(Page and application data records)

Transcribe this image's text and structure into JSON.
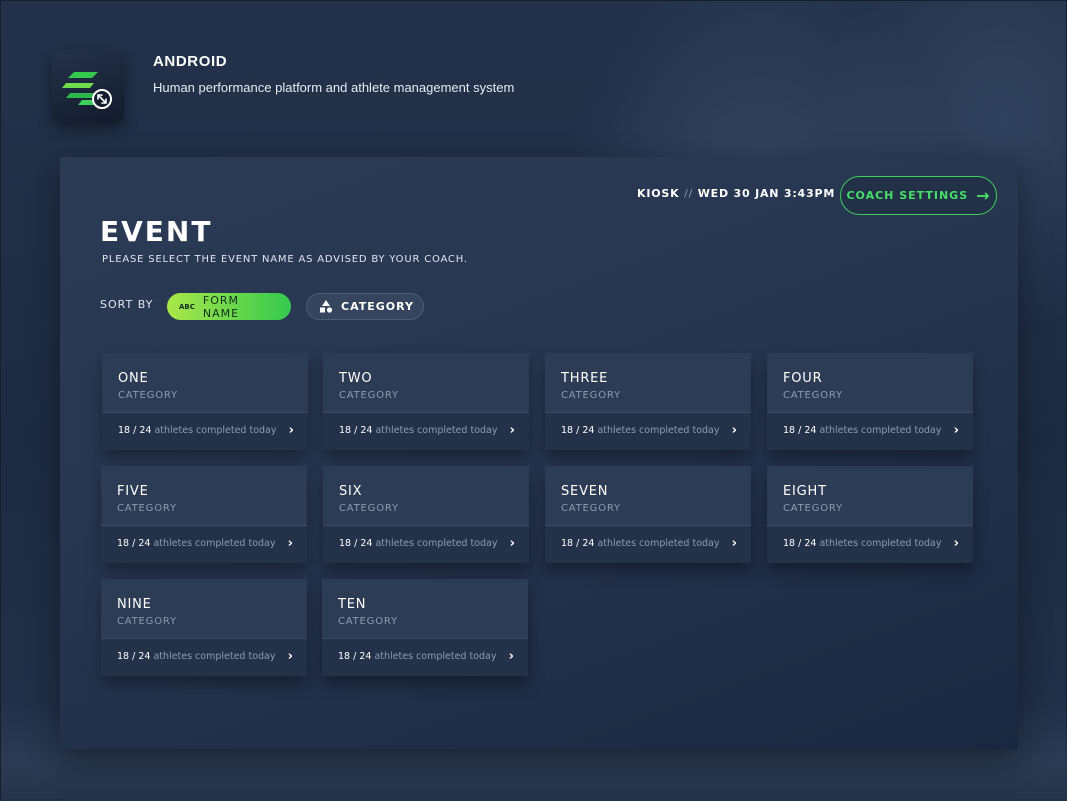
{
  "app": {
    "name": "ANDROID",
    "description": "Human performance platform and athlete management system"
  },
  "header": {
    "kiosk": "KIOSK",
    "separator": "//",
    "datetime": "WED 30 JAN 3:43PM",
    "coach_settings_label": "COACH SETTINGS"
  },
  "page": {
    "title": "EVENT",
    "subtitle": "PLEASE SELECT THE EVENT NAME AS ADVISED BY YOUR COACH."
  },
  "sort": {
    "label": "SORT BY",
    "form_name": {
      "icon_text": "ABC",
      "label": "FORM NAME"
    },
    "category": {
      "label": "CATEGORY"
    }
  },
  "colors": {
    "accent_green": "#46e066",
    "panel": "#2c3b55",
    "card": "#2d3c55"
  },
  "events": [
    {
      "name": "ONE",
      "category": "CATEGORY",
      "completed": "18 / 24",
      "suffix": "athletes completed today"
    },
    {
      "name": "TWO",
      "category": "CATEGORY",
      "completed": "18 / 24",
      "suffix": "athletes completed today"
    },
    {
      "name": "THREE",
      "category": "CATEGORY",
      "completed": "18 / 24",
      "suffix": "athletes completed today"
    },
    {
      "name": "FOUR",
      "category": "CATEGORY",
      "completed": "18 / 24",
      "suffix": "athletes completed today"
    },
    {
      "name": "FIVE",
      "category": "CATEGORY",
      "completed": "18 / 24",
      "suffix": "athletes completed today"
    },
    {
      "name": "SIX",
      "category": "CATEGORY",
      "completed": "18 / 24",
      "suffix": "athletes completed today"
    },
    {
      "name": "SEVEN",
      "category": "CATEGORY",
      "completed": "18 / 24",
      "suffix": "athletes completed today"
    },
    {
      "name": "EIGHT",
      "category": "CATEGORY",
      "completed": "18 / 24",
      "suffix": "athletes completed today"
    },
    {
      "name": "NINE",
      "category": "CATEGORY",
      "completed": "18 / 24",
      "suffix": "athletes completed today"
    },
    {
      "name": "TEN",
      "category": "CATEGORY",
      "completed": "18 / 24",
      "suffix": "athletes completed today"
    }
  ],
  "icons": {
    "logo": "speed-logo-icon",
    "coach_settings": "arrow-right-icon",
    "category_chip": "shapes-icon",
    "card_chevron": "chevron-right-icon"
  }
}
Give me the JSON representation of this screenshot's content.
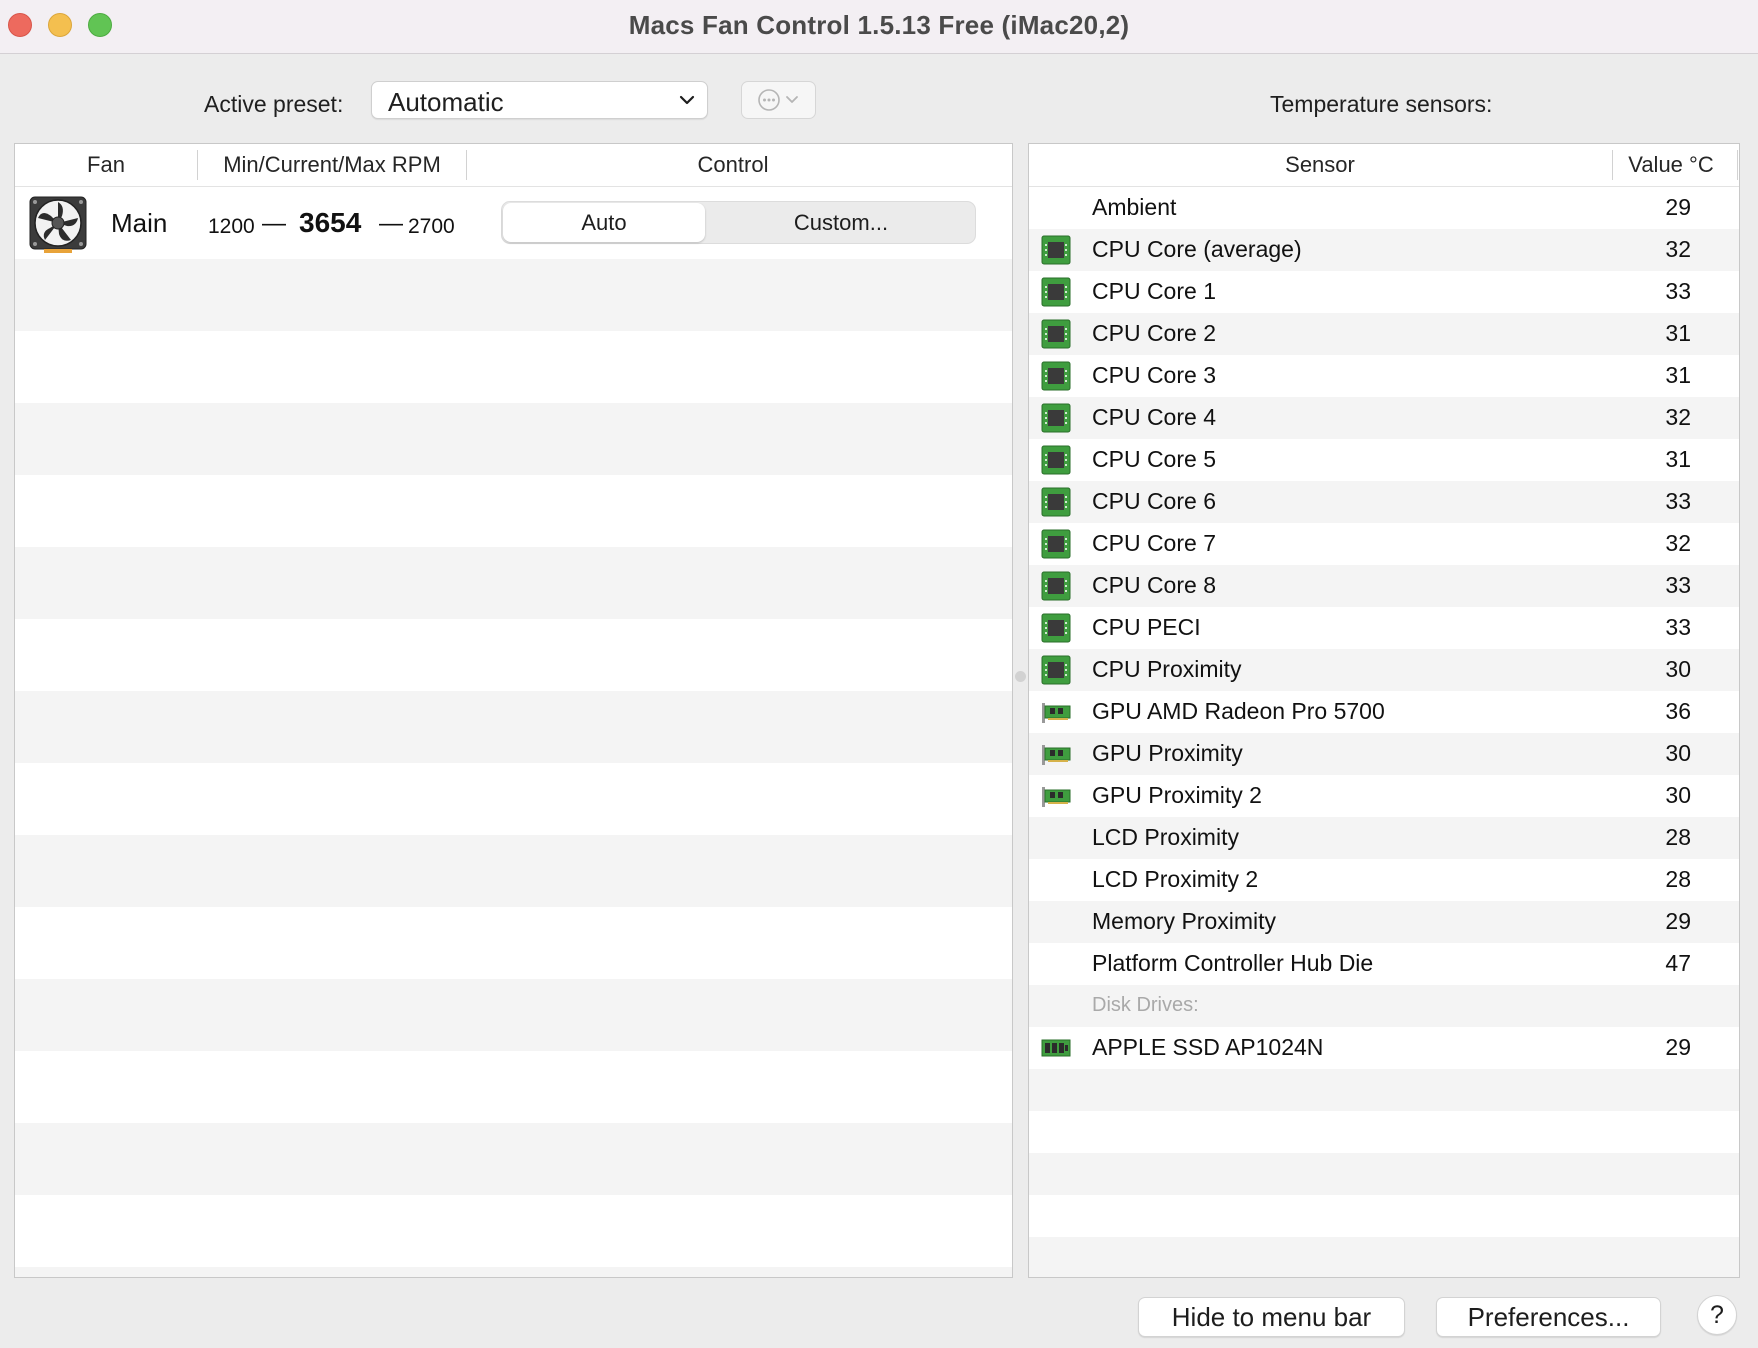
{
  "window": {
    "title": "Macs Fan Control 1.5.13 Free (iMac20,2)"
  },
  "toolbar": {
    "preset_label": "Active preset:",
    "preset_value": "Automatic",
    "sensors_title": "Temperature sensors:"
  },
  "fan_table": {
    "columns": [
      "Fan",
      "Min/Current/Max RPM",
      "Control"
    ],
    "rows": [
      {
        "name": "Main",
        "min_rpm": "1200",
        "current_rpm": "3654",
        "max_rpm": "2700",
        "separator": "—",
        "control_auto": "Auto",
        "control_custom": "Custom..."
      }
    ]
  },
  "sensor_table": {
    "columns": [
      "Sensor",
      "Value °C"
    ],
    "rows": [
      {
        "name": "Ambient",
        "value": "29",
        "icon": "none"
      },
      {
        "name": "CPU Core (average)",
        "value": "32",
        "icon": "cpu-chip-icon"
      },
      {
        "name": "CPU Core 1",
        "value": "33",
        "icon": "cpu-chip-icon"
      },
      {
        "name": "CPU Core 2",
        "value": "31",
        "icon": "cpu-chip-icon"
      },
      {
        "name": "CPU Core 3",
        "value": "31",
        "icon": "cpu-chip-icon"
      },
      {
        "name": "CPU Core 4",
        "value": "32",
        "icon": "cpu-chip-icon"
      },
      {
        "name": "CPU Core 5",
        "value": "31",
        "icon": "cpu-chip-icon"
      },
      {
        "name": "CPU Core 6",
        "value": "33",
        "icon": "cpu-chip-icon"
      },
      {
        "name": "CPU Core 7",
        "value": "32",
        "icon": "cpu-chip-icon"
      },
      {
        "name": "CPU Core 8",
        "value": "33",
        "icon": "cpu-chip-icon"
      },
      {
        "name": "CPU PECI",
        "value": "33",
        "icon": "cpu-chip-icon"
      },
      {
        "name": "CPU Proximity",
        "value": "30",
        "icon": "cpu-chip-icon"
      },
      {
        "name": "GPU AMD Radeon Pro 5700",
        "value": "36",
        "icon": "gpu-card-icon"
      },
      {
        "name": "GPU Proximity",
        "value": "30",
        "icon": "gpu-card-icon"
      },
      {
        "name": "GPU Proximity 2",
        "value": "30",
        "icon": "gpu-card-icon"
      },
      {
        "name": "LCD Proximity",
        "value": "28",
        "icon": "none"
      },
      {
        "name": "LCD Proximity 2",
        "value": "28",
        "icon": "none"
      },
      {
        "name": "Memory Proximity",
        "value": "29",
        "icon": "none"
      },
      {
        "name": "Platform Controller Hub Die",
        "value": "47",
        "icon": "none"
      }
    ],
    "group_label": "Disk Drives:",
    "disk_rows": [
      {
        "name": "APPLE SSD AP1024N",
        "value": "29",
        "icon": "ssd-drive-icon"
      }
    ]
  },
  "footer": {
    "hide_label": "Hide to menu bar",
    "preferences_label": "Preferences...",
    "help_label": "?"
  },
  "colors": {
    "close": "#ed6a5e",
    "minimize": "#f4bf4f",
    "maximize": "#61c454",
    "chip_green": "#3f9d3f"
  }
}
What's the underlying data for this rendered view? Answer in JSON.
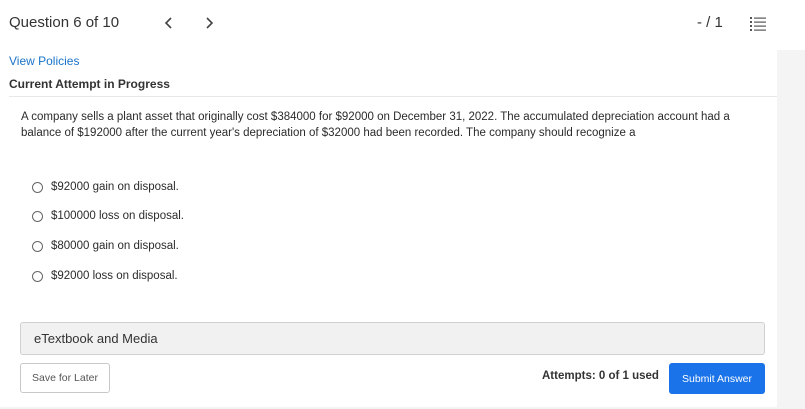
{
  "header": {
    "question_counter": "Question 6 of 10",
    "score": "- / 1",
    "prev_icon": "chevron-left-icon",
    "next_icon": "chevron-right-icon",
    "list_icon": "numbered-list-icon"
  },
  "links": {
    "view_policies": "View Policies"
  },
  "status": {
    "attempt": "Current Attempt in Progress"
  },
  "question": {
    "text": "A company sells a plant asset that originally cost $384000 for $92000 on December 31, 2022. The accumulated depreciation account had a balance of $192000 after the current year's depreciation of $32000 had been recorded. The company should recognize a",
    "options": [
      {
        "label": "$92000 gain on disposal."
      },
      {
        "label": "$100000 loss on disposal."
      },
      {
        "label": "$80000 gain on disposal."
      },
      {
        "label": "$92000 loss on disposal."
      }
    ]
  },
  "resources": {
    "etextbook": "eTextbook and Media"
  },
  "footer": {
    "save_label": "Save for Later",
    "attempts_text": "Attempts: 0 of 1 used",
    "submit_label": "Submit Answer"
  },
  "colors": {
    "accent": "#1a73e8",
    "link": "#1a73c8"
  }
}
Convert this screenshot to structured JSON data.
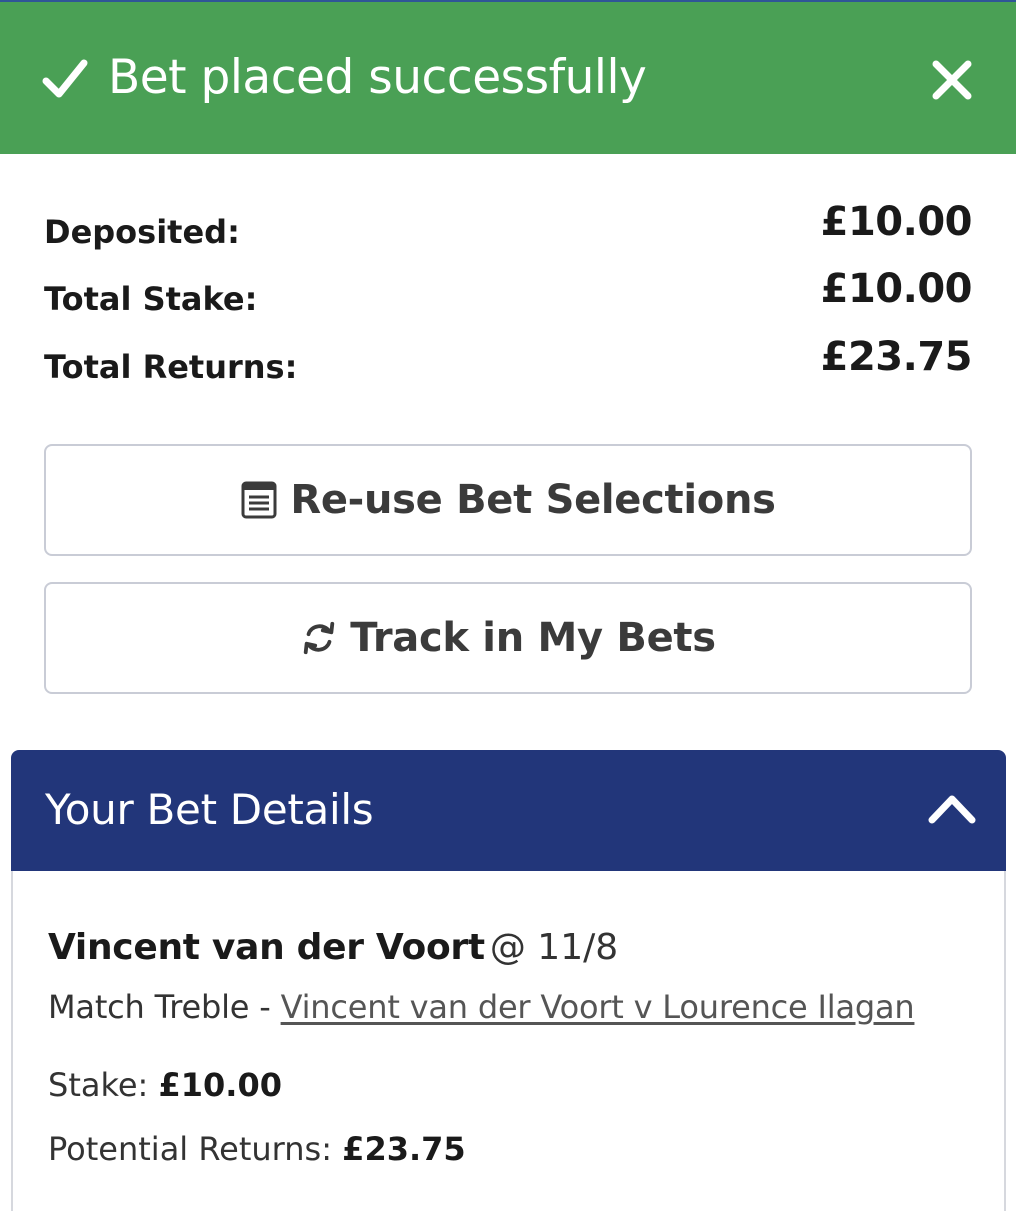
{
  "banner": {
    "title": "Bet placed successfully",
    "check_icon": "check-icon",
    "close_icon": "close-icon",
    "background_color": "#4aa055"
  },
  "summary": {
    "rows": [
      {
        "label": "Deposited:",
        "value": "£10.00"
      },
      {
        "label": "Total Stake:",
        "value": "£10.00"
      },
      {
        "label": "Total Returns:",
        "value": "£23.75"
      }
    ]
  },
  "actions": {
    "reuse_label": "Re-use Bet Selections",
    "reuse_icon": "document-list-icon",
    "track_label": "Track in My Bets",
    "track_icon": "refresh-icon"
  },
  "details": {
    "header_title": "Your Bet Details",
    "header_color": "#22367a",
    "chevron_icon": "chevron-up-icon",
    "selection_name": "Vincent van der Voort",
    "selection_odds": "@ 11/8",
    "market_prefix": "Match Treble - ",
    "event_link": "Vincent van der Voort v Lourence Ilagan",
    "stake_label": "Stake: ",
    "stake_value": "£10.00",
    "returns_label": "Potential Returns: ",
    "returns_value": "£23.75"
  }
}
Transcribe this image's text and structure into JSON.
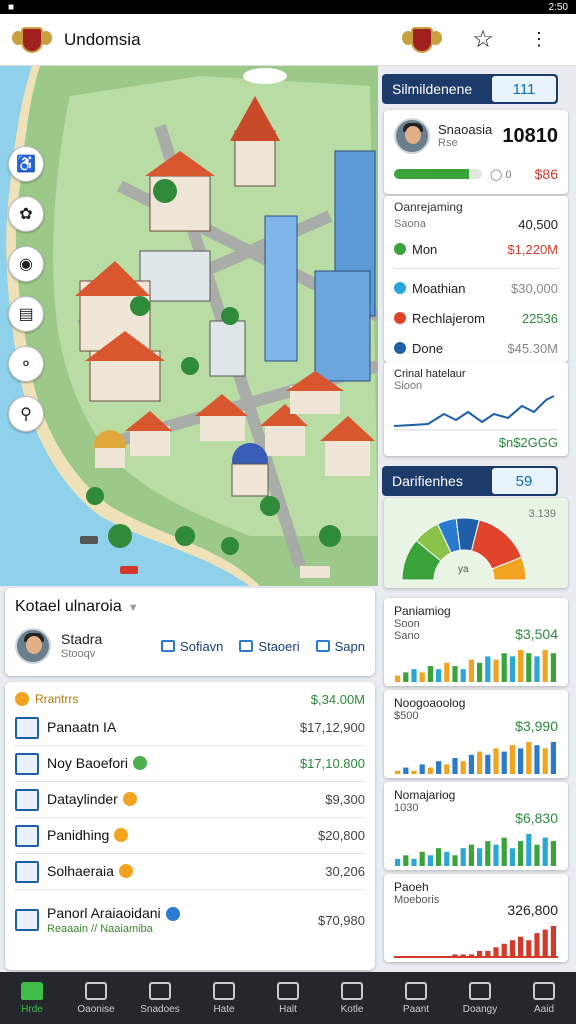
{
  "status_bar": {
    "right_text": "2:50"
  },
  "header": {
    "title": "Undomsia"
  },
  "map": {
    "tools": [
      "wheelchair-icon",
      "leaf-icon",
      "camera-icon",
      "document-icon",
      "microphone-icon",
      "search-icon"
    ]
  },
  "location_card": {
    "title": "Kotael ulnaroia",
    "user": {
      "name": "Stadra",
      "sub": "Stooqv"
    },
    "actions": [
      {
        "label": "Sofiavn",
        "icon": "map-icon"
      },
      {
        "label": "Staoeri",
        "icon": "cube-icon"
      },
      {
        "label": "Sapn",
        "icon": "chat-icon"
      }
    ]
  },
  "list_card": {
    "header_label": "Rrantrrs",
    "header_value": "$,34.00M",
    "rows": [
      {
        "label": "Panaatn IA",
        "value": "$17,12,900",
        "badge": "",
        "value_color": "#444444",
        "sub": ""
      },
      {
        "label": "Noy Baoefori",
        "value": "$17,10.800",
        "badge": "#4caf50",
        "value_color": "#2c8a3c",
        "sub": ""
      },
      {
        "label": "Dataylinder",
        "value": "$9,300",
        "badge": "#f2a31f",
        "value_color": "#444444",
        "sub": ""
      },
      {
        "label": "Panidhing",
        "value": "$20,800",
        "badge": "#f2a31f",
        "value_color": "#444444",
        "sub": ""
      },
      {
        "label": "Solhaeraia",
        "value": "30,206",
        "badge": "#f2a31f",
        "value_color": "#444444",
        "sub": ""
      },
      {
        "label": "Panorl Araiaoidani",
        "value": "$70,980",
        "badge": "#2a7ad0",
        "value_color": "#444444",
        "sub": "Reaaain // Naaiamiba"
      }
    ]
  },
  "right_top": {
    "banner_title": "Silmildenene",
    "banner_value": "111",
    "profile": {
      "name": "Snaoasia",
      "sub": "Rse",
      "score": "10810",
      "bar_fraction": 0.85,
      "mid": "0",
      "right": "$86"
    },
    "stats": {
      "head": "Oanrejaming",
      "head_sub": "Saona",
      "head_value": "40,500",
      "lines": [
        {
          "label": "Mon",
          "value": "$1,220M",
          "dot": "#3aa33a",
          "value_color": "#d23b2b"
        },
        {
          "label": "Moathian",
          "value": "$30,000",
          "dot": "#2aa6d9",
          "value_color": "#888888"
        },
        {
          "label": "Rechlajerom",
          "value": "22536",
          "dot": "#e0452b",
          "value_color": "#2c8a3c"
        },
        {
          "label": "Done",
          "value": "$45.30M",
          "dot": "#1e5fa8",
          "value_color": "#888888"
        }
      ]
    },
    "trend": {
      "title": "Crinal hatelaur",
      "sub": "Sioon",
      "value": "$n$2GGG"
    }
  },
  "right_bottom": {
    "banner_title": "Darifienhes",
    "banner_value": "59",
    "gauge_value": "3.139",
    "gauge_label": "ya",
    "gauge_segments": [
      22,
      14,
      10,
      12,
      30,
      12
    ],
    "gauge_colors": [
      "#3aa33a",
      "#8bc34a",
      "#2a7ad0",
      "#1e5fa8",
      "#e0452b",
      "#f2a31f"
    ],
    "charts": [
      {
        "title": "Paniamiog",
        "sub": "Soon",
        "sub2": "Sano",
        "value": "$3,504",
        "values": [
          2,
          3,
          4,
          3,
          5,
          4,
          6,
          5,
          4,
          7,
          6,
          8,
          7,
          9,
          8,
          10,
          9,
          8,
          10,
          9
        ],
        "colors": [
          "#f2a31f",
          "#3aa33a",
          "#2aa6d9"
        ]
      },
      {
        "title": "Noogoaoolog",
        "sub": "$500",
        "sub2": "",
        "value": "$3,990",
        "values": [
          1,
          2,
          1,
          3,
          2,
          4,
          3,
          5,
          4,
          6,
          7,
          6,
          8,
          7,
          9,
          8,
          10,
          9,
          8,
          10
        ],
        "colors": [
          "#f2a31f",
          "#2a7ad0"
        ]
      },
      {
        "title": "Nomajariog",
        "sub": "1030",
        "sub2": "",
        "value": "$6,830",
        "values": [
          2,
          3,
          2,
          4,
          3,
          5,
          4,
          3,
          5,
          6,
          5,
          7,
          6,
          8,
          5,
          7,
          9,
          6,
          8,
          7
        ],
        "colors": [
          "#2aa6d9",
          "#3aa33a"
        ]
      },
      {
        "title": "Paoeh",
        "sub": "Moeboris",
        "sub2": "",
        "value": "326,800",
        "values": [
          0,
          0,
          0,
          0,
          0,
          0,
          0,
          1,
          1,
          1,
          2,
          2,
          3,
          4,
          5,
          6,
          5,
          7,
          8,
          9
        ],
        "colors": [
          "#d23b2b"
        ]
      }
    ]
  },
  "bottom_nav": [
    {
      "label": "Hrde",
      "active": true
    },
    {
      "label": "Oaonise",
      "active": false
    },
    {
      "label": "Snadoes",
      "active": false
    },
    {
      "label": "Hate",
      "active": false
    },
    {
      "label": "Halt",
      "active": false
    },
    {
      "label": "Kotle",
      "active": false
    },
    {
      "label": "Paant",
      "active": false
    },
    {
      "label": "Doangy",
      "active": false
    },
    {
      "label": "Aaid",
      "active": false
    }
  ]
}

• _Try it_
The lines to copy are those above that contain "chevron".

• _Written answer_
    "card_chevron": "chevron-right-icon"
    "prev_icon": "chevron-left-icon",
    "next_icon": "chevron-right-icon",
    "chevron_icon": "chevron-up-icon",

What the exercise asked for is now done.